I was at the register paying for it while a guy was circling it in the furniture area. If I'd been five minutes slower, it would have gone to bidder number two. As it was, he jealously watched the salesperson put a "sold" tag on it and mentioned to me that it was a nice piece, but needed a drawer repair. "I know," I said, "thanks!" I recently spied it's twin on eBay for $575, though in perfect condition.
My goal was to restore it to its former state and resell it, but the original legs were missing. I searched out new legs for it at BRING, found four that almost matched for $1 apiece, and decided that they'd fit the bill. (I'd eventually need to cut off the brass capped ends to make the lengths match. It seriously pained me to do it, but couldn't be helped.)

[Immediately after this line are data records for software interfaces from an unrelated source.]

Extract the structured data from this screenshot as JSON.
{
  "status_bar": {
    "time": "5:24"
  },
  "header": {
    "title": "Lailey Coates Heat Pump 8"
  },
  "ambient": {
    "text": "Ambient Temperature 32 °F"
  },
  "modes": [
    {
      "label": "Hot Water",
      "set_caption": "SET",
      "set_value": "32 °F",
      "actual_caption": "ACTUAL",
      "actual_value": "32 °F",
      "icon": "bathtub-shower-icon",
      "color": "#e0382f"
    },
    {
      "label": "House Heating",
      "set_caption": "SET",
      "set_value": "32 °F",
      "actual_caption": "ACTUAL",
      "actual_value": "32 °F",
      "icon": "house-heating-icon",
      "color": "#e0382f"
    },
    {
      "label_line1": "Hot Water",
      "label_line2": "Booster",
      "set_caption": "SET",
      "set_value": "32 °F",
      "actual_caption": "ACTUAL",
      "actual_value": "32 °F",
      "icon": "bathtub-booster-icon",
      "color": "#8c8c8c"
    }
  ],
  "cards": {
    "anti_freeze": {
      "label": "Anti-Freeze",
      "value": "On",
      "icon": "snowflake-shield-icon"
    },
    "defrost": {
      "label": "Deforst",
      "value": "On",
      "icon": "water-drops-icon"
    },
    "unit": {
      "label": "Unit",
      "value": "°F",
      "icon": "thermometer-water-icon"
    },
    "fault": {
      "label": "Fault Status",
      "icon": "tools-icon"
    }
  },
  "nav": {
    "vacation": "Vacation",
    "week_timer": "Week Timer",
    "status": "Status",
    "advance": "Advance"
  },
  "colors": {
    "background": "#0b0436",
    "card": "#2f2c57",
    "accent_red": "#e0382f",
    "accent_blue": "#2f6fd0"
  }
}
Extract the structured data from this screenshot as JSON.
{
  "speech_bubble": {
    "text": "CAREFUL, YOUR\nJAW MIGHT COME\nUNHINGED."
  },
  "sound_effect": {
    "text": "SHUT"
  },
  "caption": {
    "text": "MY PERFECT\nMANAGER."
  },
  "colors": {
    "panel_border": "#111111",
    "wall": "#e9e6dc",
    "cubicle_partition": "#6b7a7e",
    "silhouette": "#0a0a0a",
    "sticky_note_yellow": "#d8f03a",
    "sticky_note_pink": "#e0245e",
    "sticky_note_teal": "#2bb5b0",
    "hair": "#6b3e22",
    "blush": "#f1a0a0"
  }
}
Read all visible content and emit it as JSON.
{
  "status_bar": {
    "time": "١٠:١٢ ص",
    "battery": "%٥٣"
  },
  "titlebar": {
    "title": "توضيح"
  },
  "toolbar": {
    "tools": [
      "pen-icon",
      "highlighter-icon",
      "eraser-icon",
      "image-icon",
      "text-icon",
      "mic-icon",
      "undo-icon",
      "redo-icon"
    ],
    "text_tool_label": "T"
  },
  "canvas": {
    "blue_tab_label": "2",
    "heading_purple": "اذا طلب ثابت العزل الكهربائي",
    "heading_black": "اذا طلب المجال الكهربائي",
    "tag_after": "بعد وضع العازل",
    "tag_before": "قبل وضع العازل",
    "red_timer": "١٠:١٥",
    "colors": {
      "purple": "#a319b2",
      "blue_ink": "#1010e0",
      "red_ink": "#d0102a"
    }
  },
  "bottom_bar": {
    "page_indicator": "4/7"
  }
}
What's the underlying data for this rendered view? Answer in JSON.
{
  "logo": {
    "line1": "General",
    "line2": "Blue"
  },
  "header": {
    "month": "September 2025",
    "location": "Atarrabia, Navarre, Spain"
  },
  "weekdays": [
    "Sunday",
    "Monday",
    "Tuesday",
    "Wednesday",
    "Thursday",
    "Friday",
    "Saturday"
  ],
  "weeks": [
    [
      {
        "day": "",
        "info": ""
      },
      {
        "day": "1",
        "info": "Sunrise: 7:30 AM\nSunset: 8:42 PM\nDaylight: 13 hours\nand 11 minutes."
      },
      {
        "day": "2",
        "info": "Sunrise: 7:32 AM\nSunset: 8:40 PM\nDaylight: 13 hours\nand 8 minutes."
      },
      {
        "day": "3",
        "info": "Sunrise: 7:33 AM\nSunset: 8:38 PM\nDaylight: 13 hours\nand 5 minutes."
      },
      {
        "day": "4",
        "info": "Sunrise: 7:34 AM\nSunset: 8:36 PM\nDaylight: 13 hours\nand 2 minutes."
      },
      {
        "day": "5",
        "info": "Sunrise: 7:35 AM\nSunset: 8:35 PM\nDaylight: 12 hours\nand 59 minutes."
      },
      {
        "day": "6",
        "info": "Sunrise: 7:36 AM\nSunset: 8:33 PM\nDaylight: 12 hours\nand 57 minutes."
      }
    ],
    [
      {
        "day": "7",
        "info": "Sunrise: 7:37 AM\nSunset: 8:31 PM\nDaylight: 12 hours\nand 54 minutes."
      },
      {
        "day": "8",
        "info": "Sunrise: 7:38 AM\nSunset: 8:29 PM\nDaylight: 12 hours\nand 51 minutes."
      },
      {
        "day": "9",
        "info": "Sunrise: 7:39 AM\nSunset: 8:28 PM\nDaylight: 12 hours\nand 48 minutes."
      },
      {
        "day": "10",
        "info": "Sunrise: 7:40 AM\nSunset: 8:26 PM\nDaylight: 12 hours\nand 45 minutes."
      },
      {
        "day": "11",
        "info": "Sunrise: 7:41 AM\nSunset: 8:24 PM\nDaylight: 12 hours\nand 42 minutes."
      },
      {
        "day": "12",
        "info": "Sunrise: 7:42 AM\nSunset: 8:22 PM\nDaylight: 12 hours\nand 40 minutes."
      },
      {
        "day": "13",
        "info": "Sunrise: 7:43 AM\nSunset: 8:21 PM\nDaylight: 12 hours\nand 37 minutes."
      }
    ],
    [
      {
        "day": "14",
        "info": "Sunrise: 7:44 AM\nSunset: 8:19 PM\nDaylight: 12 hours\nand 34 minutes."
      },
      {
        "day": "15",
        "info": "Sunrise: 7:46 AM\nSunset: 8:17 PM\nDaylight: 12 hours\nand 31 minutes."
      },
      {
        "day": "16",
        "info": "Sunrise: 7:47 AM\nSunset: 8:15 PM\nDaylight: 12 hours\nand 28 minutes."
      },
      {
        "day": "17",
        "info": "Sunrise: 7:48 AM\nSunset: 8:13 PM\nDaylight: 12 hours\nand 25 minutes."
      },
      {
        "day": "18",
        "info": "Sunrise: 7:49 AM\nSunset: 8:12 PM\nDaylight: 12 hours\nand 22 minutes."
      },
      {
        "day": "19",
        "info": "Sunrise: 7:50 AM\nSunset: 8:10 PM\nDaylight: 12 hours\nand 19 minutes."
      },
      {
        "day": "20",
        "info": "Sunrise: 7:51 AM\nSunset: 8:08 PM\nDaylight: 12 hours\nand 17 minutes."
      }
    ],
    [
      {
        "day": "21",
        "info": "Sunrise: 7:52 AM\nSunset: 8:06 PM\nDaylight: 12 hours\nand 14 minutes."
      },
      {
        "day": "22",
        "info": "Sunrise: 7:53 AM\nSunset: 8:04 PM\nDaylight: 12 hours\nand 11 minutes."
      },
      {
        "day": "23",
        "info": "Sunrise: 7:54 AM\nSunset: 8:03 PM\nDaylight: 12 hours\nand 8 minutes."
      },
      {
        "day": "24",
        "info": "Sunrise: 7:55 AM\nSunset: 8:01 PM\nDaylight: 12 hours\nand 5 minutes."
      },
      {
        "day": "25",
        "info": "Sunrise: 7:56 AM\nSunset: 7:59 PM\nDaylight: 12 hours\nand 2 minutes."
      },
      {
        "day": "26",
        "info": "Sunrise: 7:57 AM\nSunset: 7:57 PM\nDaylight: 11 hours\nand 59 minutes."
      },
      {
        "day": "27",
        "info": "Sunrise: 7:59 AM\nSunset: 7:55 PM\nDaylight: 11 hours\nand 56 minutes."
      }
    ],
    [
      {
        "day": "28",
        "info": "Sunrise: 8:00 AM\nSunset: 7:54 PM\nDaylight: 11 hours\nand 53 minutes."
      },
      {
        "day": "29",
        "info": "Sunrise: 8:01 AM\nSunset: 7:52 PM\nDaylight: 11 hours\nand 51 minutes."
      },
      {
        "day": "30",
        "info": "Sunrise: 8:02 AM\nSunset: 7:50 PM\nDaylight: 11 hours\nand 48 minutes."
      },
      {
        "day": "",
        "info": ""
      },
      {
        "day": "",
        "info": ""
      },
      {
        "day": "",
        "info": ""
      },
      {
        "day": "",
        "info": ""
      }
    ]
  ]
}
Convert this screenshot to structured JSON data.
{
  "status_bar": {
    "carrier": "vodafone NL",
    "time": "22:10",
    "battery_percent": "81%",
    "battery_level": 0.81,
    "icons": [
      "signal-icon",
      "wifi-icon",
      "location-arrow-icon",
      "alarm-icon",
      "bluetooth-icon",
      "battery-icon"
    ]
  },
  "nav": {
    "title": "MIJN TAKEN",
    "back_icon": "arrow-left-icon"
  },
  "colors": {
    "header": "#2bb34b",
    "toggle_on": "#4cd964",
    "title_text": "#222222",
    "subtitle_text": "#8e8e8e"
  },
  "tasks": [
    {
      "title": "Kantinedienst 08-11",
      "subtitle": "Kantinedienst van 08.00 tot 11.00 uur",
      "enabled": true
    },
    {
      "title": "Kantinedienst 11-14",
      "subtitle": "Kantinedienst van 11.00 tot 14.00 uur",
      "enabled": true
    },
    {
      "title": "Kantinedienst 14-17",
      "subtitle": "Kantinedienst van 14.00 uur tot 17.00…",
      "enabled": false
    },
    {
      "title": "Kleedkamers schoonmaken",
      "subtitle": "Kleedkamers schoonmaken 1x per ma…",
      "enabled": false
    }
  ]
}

I poked their threaded rod through a cardboard box to stand them up and start the stripping process.
The messed up drawers and top got stripped at the same time, first with green stripping gel, then with a sanding sponge.
The back of the top had lost its veneer, exposing the particle board (!!!) used for the top, so I ironed on and trimmed some new veneer along the back.
I also had to re-nail the masonite board to the back using little penny nails.
Finally, I started the staining process.
The sides had too much damage to the veneer, and sanding too much more would have utterly destroyed it. I took a deep breath and decided to paint the sides and front frame with grey chalk paint.
Here's a nice angle of the freshly finished top.
This shows the stained veneer strip matching up decently to the rest of the edging, the re-nailed back, and the painted side.
Water-ring free top!
The brass hardware needed to be cleaned and refinished.
I don't recommend soaking in the salt/lemon juice mixture recommended on some blogs. All my brass plating sloughed off unevenly.
I used Rub n' Buff to recolor it until I can afford electroplating.
A little bit of sanding at the edges for texture, and some dark colored wax over the finish on the sides.
Finished, with legs reattached!
This is the first time I've refinished a piece this large, and I really like how it turned out. In the end, I moved it into my house rather than trying to resell it. I assume the painted sides, refinished hardware, and inexpert drawer repair make it less valuable (although certainly more attractive than the "before" photo).
Also, now that I know the top is made of particle board, I wouldn't feel right listing it as simply "wood" as the owner of the $575 eBay version does. I mean, technically, that's correct, but I'd expect it to be a plank, not sawdust + glue covered with beautiful veneer. Apparently, this is standard practice in the industry, but if I were the buyer, I'd be pretty surprised to make that kind of a discovery for nearly six-hundred dollars.
Counting the price for the credenza plus the legs, stain, stripper, and sanding sponges, I think I have about $50 into this piece. I think in its current condition I could probably sell it for more than that, but I'm going to hang onto it for awhile for storage. It looks kinda awesome in the spare room.
What do you think?
Thanks for reading!
p.s. you can make these photos larger by clicking on them! take a look at the first one, especially, to see the years of damage that had built up.
linking up to:
Junkin' Joe @Cottage Market
Catch as Catch Can
The Vintage Farmhouse